Pay attention: get a free trip around the Moon
by Sam Dinkin
|On the radio, there are frequently contests some of which are called in industry lingo, “forced listening”. FreeSpaceShot.com delivers forced listening to the web.|
FreeSpaceShot.com takes that premise three small steps and one giant leap further. Such companies function by collecting information, then marketing to their audience. This creates several dynamics. The first is that once the iPod is delivered, the audience fades out. At FreeSpaceShot.com, hope springs eternal because a large number must play for a small number to win. The second is that since the audience for freeipod.com was not pulling content, their audience is not engaged and is likely to grow to more distant over time. FreeSpaceShot.com establishes a long-term relationship with players and provides ongoing value and affinity. The third is that they can’t get twice as much value from someone who wants to complete the survey twice, once to get an iPod nano and once to get an iPod shuffle. Some players competing for a free space shot can play twice as much as others and because they are seeing Google ads for many different products, they are nearly twice as valuable to advertisers in aggregate. This threshold affect also allows people to play only a few times and in turn only get a few game counters for the FreeSpaceShot.com game.
Finally, if freeipod.com can collect $250 in advertising revenue for each free iPod and still have money left over to run a company, perhaps we can pool all this attention and buy something really cool, like the first human trip around the Moon in more than thirty years.
If I volunteer to watch advertising, advertisers will happily pay someone to “deliver me” as a viewer. If narrowcasting of ads can be perfected, I can get a free carton of milk if it can be printed with an advertisement that I can look at while I am eating my cereal in the morning. If I am sitting at my computer, Google has built a fabulous neural net that knows what I am thinking based on what appears on my computer screen.
FreeSpaceShot doesn’t have a huge bankroll for advertising. If it did, I would use part of it to buy a spaceflight for myself instead of spending enough for a spaceflight to open up the dream of spaceflight to everyone else in the world. FreeSpaceShot needs to have its message spread primarily by word of mouth. We don’t want to wait until the age of personal spaceflight is well underway, we want to start giving away flights now. So we must be very eclectic in who we target. In particular, we are targeting kids aged 9–13.
In our visits to conferences, air shows, science fiction conventions and space trade shows, we found that the people most excited by our product were kids. This stands to reason. Kids have been “pre-sold” on space. Kids have been told since they were born that they could grow up to be astronauts. Starting at about 13, kids become jaded and lose their childhood dreams of spaceflight. In fact, they develop a cognitive dissonance that makes it more difficult to sell them spaceflight once they have grown up than something that was never sold to them in the first place, (e.g., hybrid cars).
To address this demographic, we need access to influencers such as teachers and parents.
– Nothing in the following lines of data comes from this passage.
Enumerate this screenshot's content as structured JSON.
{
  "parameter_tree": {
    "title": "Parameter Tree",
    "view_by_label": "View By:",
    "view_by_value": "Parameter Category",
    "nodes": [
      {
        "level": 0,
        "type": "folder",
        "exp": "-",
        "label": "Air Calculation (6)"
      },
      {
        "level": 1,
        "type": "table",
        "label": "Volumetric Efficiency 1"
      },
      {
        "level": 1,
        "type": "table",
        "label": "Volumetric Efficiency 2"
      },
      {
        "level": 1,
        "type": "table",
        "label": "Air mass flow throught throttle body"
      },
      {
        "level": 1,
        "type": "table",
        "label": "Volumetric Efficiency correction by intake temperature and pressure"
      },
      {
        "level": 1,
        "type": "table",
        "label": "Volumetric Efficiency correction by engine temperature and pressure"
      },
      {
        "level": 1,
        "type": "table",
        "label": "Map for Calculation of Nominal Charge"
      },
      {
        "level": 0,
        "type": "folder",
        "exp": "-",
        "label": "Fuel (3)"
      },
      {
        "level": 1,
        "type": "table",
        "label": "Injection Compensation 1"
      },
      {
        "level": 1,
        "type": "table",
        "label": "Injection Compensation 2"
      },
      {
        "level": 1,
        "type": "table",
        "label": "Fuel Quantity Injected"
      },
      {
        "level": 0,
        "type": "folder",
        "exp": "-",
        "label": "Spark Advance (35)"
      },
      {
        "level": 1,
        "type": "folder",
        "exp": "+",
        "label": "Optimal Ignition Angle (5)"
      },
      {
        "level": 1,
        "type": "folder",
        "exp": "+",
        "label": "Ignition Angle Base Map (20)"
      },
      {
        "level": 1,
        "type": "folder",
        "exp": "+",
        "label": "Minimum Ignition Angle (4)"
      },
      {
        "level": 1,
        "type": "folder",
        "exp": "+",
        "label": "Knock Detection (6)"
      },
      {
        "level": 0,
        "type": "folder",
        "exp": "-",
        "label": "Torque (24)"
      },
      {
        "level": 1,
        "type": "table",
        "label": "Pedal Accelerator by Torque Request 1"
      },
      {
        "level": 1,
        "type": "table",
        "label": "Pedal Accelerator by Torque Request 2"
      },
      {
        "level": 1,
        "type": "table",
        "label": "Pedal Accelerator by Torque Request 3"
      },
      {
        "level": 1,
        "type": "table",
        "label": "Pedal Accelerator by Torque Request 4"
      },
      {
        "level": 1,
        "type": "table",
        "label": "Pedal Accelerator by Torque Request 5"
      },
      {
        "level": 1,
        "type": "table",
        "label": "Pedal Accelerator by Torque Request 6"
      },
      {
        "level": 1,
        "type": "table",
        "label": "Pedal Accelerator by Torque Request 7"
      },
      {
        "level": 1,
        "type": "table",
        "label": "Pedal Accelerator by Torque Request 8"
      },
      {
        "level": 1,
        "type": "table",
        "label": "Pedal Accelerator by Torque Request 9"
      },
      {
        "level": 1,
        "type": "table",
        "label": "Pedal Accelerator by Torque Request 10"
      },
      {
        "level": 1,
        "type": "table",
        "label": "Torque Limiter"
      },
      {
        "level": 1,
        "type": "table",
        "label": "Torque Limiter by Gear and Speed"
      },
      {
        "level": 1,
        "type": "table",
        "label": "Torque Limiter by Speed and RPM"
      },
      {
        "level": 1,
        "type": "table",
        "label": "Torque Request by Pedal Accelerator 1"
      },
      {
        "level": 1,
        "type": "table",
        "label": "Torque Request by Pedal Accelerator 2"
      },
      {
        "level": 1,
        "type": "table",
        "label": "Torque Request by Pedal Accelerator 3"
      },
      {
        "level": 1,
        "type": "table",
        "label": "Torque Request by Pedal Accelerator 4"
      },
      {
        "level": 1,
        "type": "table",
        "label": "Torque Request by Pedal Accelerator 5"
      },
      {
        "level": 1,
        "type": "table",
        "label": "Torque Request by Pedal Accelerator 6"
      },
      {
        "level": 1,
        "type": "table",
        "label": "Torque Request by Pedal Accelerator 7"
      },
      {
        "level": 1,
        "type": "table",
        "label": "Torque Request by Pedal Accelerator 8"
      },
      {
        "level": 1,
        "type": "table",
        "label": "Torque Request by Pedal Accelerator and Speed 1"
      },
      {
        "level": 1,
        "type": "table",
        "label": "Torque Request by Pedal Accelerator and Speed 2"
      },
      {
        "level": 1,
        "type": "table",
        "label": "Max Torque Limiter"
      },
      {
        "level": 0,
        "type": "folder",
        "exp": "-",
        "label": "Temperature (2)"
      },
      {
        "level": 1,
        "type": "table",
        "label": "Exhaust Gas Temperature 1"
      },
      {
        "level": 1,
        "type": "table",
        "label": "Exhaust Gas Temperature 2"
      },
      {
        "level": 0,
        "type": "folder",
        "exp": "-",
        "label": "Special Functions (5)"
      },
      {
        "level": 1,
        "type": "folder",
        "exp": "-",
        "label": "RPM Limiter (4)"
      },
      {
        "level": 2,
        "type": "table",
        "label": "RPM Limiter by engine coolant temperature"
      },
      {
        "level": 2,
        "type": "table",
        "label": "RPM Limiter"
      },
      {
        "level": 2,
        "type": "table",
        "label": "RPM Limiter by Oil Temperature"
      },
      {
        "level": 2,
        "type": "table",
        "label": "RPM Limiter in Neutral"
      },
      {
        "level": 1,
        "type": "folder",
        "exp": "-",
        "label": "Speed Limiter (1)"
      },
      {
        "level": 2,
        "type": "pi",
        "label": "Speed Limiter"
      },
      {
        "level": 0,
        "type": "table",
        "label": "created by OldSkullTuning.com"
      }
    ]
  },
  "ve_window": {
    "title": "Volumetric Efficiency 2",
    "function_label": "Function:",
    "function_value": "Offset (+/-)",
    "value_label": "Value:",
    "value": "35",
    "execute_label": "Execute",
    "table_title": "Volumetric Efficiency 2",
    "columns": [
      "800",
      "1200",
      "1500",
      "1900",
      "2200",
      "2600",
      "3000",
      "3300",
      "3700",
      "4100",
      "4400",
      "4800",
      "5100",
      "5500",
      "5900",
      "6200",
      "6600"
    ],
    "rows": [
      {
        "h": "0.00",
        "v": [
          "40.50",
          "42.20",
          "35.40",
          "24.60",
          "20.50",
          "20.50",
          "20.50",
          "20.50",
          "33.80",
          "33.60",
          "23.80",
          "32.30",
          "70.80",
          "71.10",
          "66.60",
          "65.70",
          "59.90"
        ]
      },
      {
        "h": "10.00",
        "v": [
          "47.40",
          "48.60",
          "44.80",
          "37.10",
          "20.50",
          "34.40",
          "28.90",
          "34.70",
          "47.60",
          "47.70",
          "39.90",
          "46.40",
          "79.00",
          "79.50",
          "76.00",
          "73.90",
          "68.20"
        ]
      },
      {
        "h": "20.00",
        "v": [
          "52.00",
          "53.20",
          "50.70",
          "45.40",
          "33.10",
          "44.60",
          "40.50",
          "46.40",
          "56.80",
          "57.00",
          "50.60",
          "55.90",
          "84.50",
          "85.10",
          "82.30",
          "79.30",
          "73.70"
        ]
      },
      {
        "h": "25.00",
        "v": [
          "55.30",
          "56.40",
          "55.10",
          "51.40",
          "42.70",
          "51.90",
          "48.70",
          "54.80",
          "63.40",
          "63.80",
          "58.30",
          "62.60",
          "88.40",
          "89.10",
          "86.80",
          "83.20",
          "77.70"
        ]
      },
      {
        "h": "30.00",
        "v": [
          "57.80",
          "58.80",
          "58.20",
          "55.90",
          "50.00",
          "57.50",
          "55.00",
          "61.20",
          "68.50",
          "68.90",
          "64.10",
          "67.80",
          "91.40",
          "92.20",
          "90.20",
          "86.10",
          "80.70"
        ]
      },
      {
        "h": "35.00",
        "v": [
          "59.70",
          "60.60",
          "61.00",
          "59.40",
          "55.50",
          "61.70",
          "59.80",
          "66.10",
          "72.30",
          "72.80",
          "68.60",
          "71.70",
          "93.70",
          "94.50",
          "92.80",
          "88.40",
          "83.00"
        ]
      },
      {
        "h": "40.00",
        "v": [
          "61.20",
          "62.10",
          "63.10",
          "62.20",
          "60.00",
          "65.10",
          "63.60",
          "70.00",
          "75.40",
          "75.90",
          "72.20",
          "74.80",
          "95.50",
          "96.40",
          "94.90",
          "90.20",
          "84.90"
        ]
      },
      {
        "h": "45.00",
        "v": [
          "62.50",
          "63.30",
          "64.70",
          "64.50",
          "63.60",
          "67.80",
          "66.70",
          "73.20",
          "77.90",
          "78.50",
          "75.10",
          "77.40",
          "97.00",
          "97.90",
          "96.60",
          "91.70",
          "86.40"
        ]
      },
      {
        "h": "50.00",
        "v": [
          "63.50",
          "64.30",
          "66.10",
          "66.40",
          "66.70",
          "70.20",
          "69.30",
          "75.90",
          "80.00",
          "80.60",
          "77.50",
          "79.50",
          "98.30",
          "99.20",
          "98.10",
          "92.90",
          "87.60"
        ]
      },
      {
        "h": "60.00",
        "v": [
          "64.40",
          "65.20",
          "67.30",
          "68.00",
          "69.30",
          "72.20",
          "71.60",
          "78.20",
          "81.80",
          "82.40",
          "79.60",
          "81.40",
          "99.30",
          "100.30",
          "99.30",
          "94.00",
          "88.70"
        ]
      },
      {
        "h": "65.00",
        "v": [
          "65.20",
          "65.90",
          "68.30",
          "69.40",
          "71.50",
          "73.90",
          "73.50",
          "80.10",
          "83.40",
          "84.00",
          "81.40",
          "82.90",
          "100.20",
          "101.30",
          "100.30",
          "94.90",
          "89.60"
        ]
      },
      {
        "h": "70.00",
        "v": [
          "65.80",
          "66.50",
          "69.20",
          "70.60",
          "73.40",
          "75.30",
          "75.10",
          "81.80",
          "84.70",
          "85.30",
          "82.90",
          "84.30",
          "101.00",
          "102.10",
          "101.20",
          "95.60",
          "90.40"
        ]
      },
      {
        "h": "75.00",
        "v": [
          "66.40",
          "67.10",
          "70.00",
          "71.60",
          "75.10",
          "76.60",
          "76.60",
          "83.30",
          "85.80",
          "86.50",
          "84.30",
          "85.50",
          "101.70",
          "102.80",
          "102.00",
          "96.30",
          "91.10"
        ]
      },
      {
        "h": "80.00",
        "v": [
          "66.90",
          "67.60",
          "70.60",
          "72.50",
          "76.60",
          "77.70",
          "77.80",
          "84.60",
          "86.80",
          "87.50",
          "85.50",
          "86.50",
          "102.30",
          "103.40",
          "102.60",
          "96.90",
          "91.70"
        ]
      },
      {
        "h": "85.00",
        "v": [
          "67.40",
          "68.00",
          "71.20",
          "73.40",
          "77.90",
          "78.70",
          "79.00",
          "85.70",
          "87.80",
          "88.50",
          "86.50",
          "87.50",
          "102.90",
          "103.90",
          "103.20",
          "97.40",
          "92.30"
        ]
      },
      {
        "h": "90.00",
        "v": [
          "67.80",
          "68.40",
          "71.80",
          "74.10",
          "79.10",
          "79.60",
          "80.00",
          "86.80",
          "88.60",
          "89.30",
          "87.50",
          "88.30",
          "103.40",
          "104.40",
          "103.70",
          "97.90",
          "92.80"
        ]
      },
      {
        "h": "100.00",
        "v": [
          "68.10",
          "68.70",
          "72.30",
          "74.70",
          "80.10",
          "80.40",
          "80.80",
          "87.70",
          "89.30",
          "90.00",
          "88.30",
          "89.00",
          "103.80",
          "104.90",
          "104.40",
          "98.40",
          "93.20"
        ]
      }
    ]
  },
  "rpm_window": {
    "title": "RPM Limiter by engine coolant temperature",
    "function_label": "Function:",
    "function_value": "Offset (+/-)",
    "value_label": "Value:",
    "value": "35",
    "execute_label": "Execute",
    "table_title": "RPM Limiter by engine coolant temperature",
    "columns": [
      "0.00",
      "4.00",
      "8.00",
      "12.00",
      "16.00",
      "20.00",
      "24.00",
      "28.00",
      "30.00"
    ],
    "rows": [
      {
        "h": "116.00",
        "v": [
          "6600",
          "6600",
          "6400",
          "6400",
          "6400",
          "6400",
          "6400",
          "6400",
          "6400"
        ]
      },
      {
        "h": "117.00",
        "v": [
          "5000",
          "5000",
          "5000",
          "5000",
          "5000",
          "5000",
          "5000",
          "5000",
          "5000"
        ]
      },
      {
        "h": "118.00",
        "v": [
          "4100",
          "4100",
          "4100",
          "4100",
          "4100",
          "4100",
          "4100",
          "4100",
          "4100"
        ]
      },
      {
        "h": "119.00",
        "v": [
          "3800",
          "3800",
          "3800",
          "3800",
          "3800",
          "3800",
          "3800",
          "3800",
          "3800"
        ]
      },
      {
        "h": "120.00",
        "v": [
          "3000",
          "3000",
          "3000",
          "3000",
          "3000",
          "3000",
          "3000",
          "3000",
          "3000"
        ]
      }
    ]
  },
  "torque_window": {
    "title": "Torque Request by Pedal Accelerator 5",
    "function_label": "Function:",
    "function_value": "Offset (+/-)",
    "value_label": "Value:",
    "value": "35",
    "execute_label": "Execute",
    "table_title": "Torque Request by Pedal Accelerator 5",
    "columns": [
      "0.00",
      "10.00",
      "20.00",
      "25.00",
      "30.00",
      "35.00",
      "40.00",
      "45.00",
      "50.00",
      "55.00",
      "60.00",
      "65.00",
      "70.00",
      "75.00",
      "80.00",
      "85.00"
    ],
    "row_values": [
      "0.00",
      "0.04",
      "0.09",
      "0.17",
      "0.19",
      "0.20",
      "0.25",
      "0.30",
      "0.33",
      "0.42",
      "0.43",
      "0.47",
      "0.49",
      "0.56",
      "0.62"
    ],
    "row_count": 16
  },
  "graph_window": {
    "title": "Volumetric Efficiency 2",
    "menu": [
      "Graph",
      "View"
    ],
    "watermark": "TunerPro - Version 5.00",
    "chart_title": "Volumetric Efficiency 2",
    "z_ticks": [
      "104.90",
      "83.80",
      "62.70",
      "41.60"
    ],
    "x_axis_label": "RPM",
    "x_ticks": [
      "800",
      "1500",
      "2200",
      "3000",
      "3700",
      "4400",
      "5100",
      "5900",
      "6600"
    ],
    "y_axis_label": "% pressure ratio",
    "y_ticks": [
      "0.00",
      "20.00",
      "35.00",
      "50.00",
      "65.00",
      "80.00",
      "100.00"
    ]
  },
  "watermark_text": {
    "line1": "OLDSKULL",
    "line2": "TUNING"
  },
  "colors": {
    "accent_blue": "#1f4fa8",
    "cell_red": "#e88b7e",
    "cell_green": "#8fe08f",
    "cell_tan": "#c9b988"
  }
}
To that end, we have produced a lesson plan for grades 3–8 available on our web site and dressed our site suitably for kids.
I can’t use many of these valuable features of the web for FreeSpaceShot.com. Kids won’t be able to make impulse purchases. They don’t have credit cards. They are often only influencers on purchase decisions. That has a nice symmetry; appeal to parents to influence their kids to play FreeSpaceShot so that they, in turn, can influence their parents to buy the latest and greatest kid stuff.
|Seeing kids gushing with anticipation after winning a flight they can take when they turn 18 might rekindle their parents’ own quest for space they gave up as teens.|
Kids, though, do have time. If I can get one percent of kids 9–13 to play three hours a day, 30 times per hour, watch 15 ads per play, and charge $1 per thousand ads, I can put together a prize pool of $150 million in a couple of years. If I can match the $16 ad rates of IGN, a gaming and entertainment site, I can put together ten flights to the Moon per year. That would more than triple the amount that Futron saw in the personal spaceflight market. And better yet, adults actually seeing people fly would likely overcome their overgrown skepticism. Further, seeing kids gushing with anticipation after winning a flight they can take when they turn 18 might rekindle their parents’ own quest for space they gave up as teens.
By turning on the switch of FreeSpaceShot, we are showing the way. Players can play and get successively closer to their goal of a trip to space and outer space development. Even if they lose, players support the future of spaceflight directly and measurably. Each moment spent online can further the dream of spaceflight, bring it closer to fruition.
Each moment humans spend in space brings us a little bit closer to the ideal of a multiplanet species learning to expand to the heavens. Such an expansion would bring back the frontier, and places to expand and grow. We gain an insurance policy for species survival as distances grow so far apart that no single catastrophe can destroy us. We gain more real estate, more energy, more drive, more richness of spirit, and more sense of common purpose.
Finally, we gain more freedom. An expanding sphere of humanity can have many religions, governments, technologies and cultures. More people further apart means more diversity and more opportunity. Join me and look outward to our future, our birthright, our new home.